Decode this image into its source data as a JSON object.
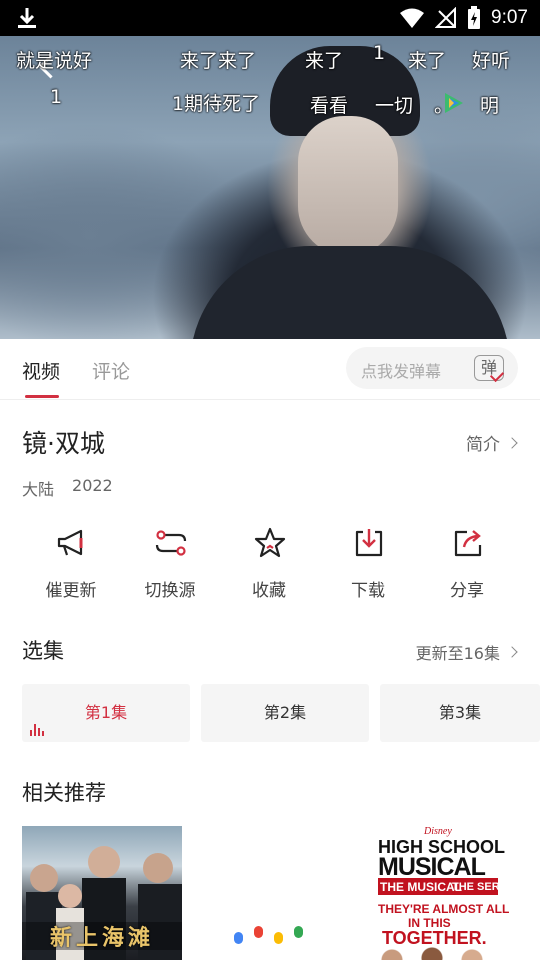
{
  "status_bar": {
    "time": "9:07"
  },
  "danmaku": [
    "就是说好",
    "来了来了",
    "来了",
    "1",
    "来了",
    "好听",
    "1",
    "1期待死了",
    "看看",
    "一切",
    "。",
    "明"
  ],
  "tabs": {
    "video": "视频",
    "comments": "评论"
  },
  "danmu_input": {
    "placeholder": "点我发弹幕",
    "button": "弹"
  },
  "show": {
    "title": "镜·双城",
    "intro_link": "简介",
    "region": "大陆",
    "year": "2022"
  },
  "actions": [
    {
      "label": "催更新",
      "icon": "megaphone-icon"
    },
    {
      "label": "切换源",
      "icon": "switch-source-icon"
    },
    {
      "label": "收藏",
      "icon": "star-icon"
    },
    {
      "label": "下载",
      "icon": "download-icon"
    },
    {
      "label": "分享",
      "icon": "share-icon"
    }
  ],
  "episodes": {
    "title": "选集",
    "update_status": "更新至16集",
    "items": [
      "第1集",
      "第2集",
      "第3集"
    ],
    "selected_index": 0
  },
  "recommend": {
    "title": "相关推荐",
    "posters": [
      {
        "title": "新上海滩"
      },
      {
        "title": ""
      },
      {
        "brand": "Disney",
        "title_line1": "HIGH SCHOOL",
        "title_line2": "MUSICAL",
        "subtitle_a": "THE MUSICAL",
        "subtitle_b": "THE SERIES",
        "tagline1": "THEY'RE ALMOST ALL",
        "tagline2": "IN THIS",
        "tagline3": "TOGETHER."
      }
    ]
  },
  "colors": {
    "accent": "#d23041",
    "status_bar": "#000000"
  }
}
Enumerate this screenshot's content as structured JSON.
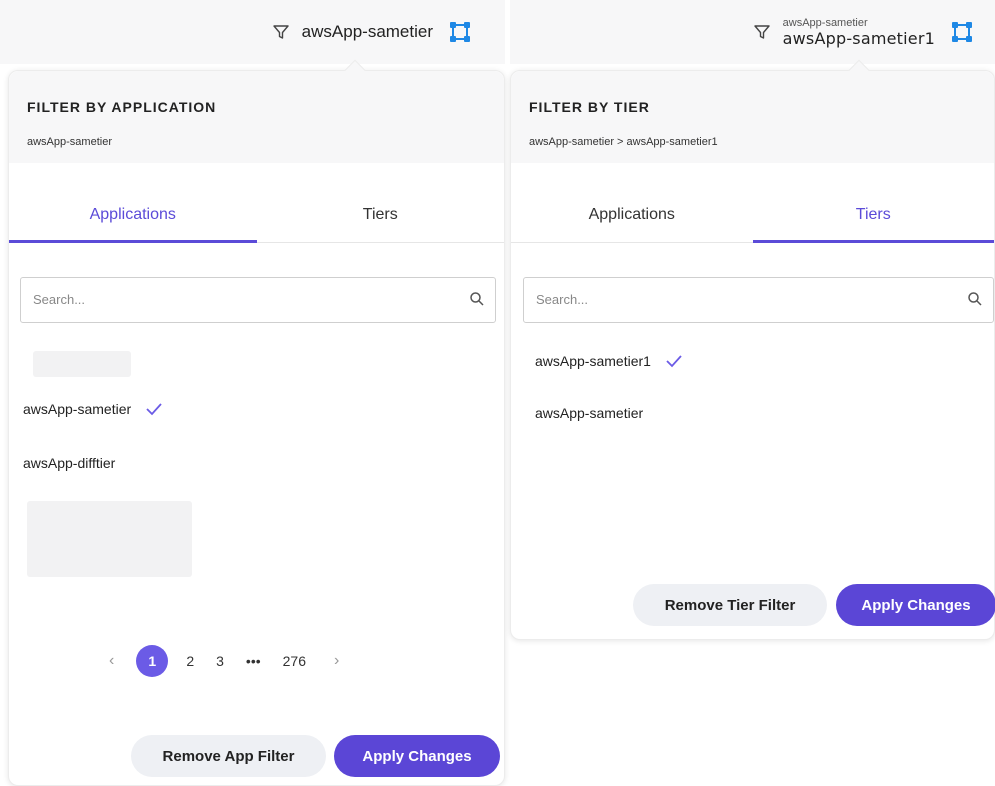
{
  "left_panel": {
    "topbar": {
      "app_name": "awsApp-sametier"
    },
    "header": {
      "heading": "FILTER BY APPLICATION",
      "path": "awsApp-sametier"
    },
    "tabs": [
      {
        "label": "Applications",
        "active": true
      },
      {
        "label": "Tiers",
        "active": false
      }
    ],
    "search": {
      "placeholder": "Search..."
    },
    "list": [
      {
        "label": "awsApp-sametier",
        "selected": true
      },
      {
        "label": "awsApp-difftier",
        "selected": false
      }
    ],
    "pagination": {
      "prev": "‹",
      "current": "1",
      "pages": [
        "2",
        "3",
        "•••",
        "276"
      ],
      "next": "›"
    },
    "buttons": {
      "remove": "Remove App Filter",
      "apply": "Apply Changes"
    }
  },
  "right_panel": {
    "topbar": {
      "app_name": "awsApp-sametier",
      "tier_name": "awsApp-sametier1"
    },
    "header": {
      "heading": "FILTER BY TIER",
      "path": "awsApp-sametier > awsApp-sametier1"
    },
    "tabs": [
      {
        "label": "Applications",
        "active": false
      },
      {
        "label": "Tiers",
        "active": true
      }
    ],
    "search": {
      "placeholder": "Search..."
    },
    "list": [
      {
        "label": "awsApp-sametier1",
        "selected": true
      },
      {
        "label": "awsApp-sametier",
        "selected": false
      }
    ],
    "buttons": {
      "remove": "Remove Tier Filter",
      "apply": "Apply Changes"
    }
  },
  "icons": {
    "filter": "filter-icon",
    "topology": "topology-icon",
    "search": "search-icon",
    "check": "check-icon"
  },
  "colors": {
    "accent": "#5b46d6",
    "topology_icon": "#1e88e5",
    "background": "#f7f7f8"
  }
}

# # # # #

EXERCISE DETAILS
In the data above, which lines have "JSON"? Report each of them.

WRITTEN REPLY
Decode this image into its source data as a JSON object.
Enumerate this screenshot's content as structured JSON.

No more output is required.